Items from an interface collection:
* * * *

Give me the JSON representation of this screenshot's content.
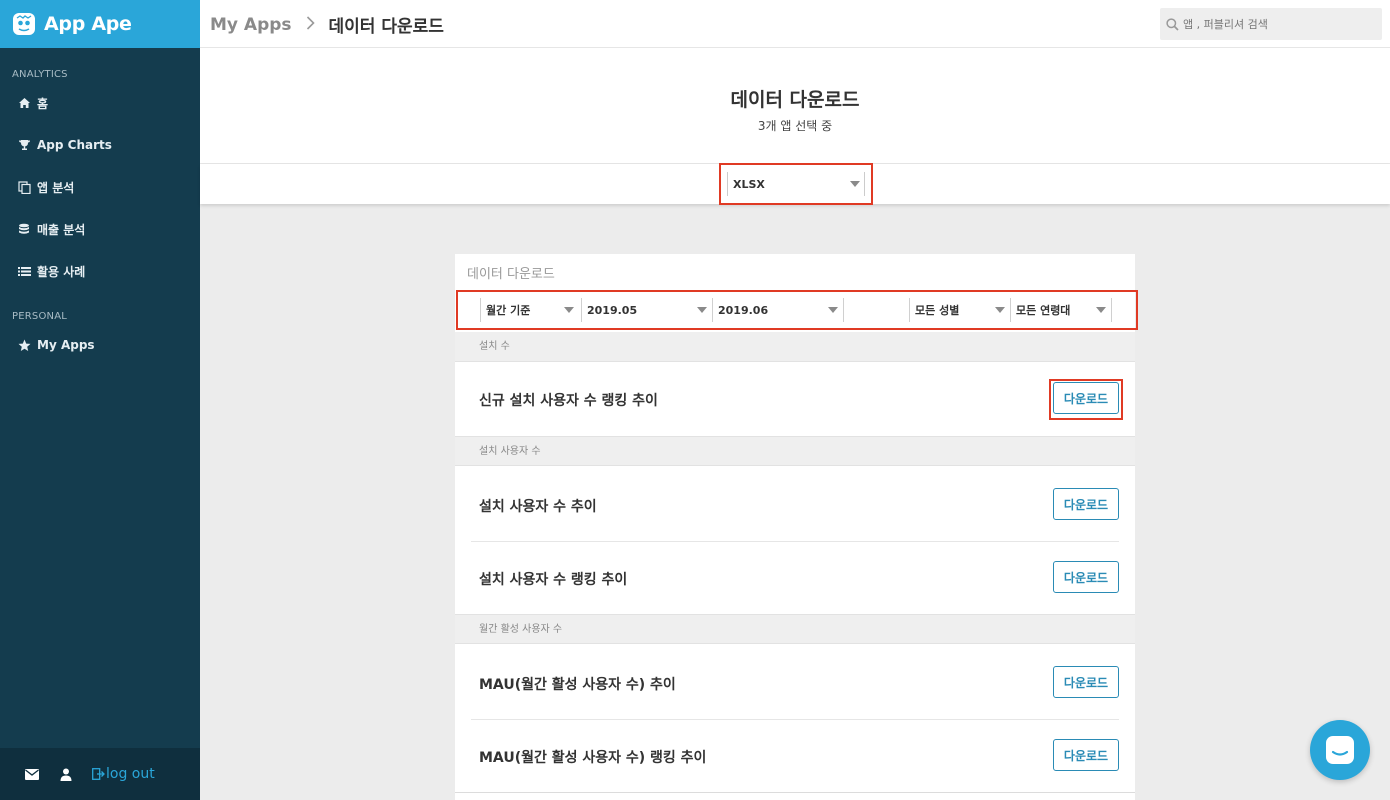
{
  "brand": {
    "name": "App Ape"
  },
  "sidebar": {
    "section_analytics": "ANALYTICS",
    "section_personal": "PERSONAL",
    "items": [
      {
        "label": "홈",
        "icon": "home-icon"
      },
      {
        "label": "App Charts",
        "icon": "trophy-icon"
      },
      {
        "label": "앱 분석",
        "icon": "copy-icon"
      },
      {
        "label": "매출 분석",
        "icon": "database-icon"
      },
      {
        "label": "활용 사례",
        "icon": "list-icon"
      },
      {
        "label": "My Apps",
        "icon": "star-icon"
      }
    ],
    "footer": {
      "logout_label": "log out"
    }
  },
  "header": {
    "breadcrumb_root": "My Apps",
    "breadcrumb_sep": ">",
    "breadcrumb_current": "데이터 다운로드",
    "search_placeholder": "앱 , 퍼블리셔 검색"
  },
  "page": {
    "title": "데이터 다운로드",
    "subtitle": "3개 앱 선택 중",
    "format_selected": "XLSX"
  },
  "card": {
    "title": "데이터 다운로드",
    "filters": {
      "period": "월간 기준",
      "start": "2019.05",
      "end": "2019.06",
      "gender": "모든 성별",
      "age": "모든 연령대"
    },
    "download_label": "다운로드",
    "sections": [
      {
        "header": "설치 수",
        "rows": [
          "신규 설치 사용자 수 랭킹 추이"
        ]
      },
      {
        "header": "설치 사용자 수",
        "rows": [
          "설치 사용자 수 추이",
          "설치 사용자 수 랭킹 추이"
        ]
      },
      {
        "header": "월간 활성 사용자 수",
        "rows": [
          "MAU(월간 활성 사용자 수) 추이",
          "MAU(월간 활성 사용자 수) 랭킹 추이"
        ]
      }
    ]
  },
  "colors": {
    "accent": "#2aa6d9",
    "sidebar_bg": "#143c4e",
    "highlight": "#e03a24"
  }
}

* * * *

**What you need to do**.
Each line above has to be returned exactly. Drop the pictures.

**Output of the task**.
Give me the JSON representation of this screenshot's content.
{
  "brand": {
    "name": "App Ape"
  },
  "sidebar": {
    "section_analytics": "ANALYTICS",
    "section_personal": "PERSONAL",
    "items": [
      {
        "label": "홈",
        "icon": "home-icon"
      },
      {
        "label": "App Charts",
        "icon": "trophy-icon"
      },
      {
        "label": "앱 분석",
        "icon": "copy-icon"
      },
      {
        "label": "매출 분석",
        "icon": "database-icon"
      },
      {
        "label": "활용 사례",
        "icon": "list-icon"
      },
      {
        "label": "My Apps",
        "icon": "star-icon"
      }
    ],
    "footer": {
      "logout_label": "log out"
    }
  },
  "header": {
    "breadcrumb_root": "My Apps",
    "breadcrumb_sep": ">",
    "breadcrumb_current": "데이터 다운로드",
    "search_placeholder": "앱 , 퍼블리셔 검색"
  },
  "page": {
    "title": "데이터 다운로드",
    "subtitle": "3개 앱 선택 중",
    "format_selected": "XLSX"
  },
  "card": {
    "title": "데이터 다운로드",
    "filters": {
      "period": "월간 기준",
      "start": "2019.05",
      "end": "2019.06",
      "gender": "모든 성별",
      "age": "모든 연령대"
    },
    "download_label": "다운로드",
    "sections": [
      {
        "header": "설치 수",
        "rows": [
          "신규 설치 사용자 수 랭킹 추이"
        ]
      },
      {
        "header": "설치 사용자 수",
        "rows": [
          "설치 사용자 수 추이",
          "설치 사용자 수 랭킹 추이"
        ]
      },
      {
        "header": "월간 활성 사용자 수",
        "rows": [
          "MAU(월간 활성 사용자 수) 추이",
          "MAU(월간 활성 사용자 수) 랭킹 추이"
        ]
      }
    ]
  },
  "colors": {
    "accent": "#2aa6d9",
    "sidebar_bg": "#143c4e",
    "highlight": "#e03a24"
  }
}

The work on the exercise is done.